__Study material__:
= Beginning of Section =
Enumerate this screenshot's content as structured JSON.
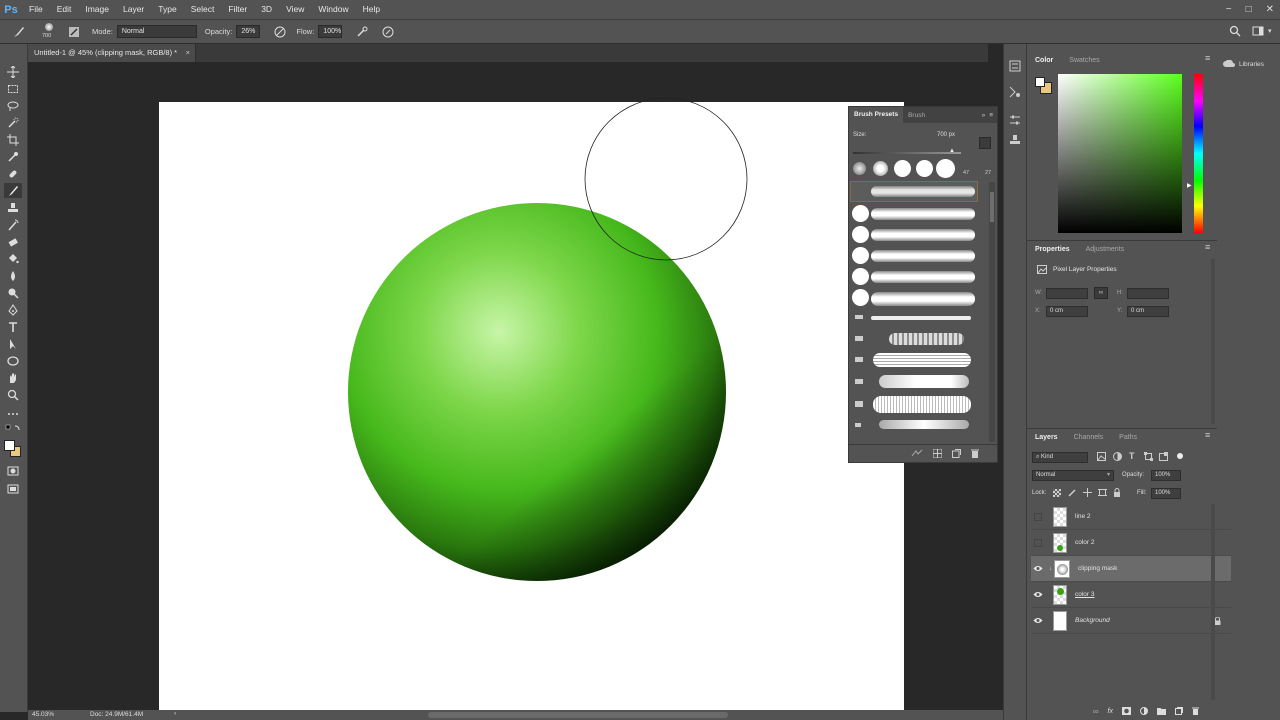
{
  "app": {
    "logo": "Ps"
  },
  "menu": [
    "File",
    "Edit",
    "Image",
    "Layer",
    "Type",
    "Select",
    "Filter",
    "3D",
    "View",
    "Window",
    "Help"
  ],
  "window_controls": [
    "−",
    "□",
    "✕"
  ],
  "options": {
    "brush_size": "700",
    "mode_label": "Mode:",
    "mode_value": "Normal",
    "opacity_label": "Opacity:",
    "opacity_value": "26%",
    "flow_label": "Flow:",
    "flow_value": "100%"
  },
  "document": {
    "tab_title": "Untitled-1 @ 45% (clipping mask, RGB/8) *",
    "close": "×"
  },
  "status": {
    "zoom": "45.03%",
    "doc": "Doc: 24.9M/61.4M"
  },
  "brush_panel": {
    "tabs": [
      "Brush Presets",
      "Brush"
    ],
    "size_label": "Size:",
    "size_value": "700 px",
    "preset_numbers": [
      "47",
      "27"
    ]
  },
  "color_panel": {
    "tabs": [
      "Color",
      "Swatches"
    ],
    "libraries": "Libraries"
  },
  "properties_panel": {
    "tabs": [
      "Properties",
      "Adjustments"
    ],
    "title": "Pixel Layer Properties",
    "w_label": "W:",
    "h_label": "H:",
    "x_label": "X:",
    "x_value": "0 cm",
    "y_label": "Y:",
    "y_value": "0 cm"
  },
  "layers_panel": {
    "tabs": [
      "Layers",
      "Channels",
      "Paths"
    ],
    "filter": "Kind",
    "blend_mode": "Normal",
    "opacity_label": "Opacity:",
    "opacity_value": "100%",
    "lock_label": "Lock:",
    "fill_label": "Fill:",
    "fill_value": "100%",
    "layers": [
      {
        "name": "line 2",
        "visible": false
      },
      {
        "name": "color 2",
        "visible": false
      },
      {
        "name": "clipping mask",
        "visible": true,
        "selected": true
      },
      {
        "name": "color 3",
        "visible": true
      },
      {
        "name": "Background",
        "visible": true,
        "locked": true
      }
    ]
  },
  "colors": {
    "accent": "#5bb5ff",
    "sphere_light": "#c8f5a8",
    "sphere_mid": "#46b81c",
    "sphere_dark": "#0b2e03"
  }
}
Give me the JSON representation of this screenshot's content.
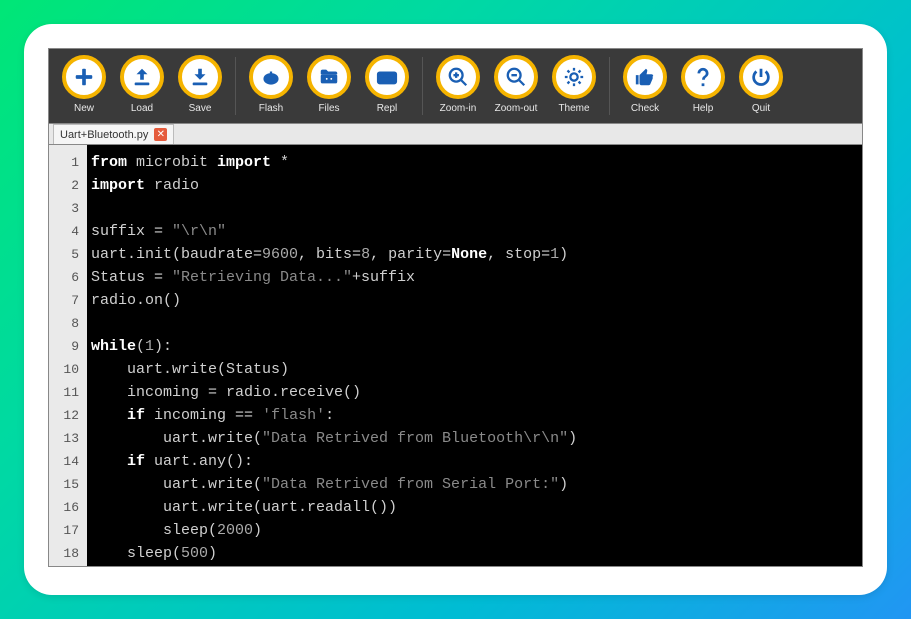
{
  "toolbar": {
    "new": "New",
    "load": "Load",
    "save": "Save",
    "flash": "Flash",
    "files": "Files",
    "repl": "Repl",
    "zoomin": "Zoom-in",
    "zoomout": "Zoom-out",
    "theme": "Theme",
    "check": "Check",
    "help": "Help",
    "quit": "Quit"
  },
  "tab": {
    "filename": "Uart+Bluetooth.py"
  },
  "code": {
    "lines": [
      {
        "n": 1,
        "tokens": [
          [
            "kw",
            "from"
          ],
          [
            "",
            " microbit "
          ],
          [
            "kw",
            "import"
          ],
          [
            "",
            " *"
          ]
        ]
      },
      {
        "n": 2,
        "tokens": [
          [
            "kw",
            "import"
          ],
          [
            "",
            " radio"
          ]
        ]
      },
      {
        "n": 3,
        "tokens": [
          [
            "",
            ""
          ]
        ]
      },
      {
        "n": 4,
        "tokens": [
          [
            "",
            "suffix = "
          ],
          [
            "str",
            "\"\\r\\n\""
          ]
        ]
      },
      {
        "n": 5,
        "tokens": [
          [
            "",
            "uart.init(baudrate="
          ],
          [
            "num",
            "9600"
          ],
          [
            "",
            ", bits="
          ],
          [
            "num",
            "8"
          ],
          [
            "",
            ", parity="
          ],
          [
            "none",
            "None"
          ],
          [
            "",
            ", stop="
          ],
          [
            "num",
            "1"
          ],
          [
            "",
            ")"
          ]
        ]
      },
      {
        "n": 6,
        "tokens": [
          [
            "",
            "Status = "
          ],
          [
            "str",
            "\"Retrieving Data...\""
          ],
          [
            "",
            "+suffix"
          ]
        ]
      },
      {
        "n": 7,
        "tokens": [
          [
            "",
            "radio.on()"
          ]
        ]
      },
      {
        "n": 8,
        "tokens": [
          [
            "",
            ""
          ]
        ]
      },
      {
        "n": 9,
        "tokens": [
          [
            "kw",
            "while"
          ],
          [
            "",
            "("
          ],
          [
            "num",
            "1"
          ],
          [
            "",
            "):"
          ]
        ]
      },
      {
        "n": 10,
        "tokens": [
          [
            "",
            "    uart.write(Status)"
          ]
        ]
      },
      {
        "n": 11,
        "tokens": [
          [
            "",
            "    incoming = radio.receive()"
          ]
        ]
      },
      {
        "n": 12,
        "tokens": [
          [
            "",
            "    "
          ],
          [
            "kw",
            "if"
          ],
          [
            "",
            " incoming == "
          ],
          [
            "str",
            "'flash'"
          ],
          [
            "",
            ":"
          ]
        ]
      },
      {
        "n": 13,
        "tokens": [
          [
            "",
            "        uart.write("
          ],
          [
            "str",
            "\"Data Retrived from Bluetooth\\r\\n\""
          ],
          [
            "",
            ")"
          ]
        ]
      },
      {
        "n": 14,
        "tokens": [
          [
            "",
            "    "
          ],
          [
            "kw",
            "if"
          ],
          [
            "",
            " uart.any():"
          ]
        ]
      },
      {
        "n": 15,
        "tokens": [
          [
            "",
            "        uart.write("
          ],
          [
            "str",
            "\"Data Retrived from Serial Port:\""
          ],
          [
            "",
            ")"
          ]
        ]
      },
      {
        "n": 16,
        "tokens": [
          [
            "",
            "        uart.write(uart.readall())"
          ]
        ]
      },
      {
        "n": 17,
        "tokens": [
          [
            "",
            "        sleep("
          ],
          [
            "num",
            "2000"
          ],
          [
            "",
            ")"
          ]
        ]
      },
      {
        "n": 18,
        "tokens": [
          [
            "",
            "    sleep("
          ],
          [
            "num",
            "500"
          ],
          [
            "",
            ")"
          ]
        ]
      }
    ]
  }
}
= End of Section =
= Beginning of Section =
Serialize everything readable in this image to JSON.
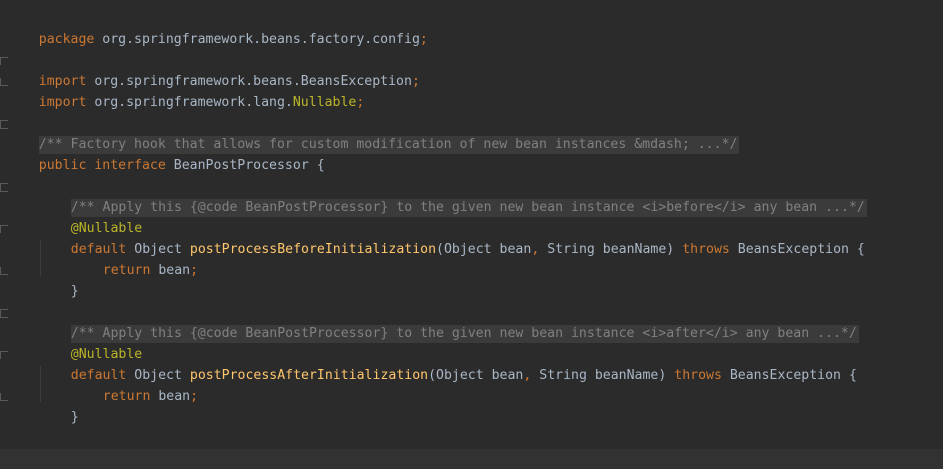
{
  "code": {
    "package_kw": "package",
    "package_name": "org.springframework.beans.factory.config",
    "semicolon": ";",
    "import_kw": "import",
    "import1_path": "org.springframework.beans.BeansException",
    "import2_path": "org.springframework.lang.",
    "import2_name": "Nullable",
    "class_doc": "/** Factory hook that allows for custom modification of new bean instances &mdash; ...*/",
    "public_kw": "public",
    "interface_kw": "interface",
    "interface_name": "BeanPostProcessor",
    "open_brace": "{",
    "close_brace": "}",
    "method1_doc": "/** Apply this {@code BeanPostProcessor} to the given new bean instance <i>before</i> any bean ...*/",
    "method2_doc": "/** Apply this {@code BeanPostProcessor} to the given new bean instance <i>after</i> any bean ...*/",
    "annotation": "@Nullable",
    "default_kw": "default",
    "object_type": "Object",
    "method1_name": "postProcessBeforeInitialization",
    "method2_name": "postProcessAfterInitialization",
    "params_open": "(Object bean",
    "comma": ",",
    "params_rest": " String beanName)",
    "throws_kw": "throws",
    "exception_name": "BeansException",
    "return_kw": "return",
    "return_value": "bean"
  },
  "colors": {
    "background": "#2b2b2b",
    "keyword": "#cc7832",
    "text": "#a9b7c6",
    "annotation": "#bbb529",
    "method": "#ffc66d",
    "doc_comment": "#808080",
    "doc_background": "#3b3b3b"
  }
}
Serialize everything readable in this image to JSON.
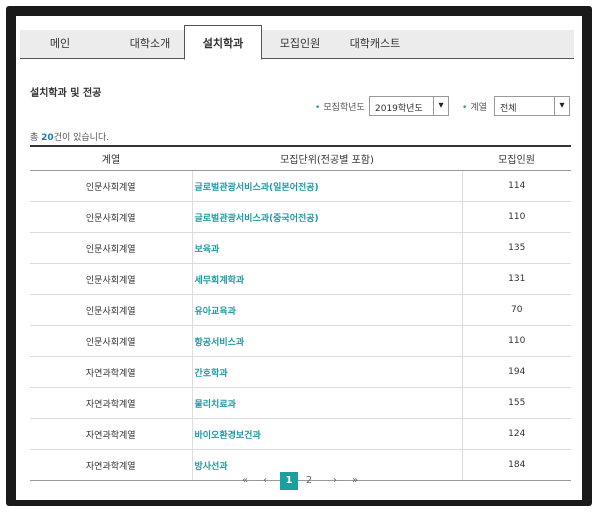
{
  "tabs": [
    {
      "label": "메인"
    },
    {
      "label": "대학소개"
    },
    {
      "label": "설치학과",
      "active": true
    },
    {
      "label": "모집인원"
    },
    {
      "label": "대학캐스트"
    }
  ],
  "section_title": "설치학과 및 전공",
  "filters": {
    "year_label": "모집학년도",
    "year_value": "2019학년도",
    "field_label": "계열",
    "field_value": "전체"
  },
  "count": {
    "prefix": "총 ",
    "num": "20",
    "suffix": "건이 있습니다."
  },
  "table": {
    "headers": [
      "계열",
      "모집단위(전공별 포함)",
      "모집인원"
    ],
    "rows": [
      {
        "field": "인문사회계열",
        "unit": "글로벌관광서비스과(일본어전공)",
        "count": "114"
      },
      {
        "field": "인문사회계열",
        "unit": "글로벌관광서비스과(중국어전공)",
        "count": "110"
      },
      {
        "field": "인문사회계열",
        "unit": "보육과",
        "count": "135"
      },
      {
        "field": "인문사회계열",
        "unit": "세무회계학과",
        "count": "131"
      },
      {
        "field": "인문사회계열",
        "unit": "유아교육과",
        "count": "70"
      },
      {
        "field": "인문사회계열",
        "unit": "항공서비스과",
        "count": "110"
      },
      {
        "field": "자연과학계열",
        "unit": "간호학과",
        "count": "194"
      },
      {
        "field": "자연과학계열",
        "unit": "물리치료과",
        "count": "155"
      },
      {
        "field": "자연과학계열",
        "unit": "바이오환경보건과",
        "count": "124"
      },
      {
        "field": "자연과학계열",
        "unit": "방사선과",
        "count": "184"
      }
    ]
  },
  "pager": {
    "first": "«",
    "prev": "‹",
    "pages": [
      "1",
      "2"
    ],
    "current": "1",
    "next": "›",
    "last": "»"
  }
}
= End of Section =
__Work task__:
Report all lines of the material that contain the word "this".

__Output of the task__:
Enumerate this screenshot's content as structured JSON.
Give me the JSON representation of this screenshot's content.
Serialize everything readable in this image to JSON.
    "method1_doc": "/** Apply this {@code BeanPostProcessor} to the given new bean instance <i>before</i> any bean ...*/",
    "method2_doc": "/** Apply this {@code BeanPostProcessor} to the given new bean instance <i>after</i> any bean ...*/",
Serialize everything readable in this image to JSON.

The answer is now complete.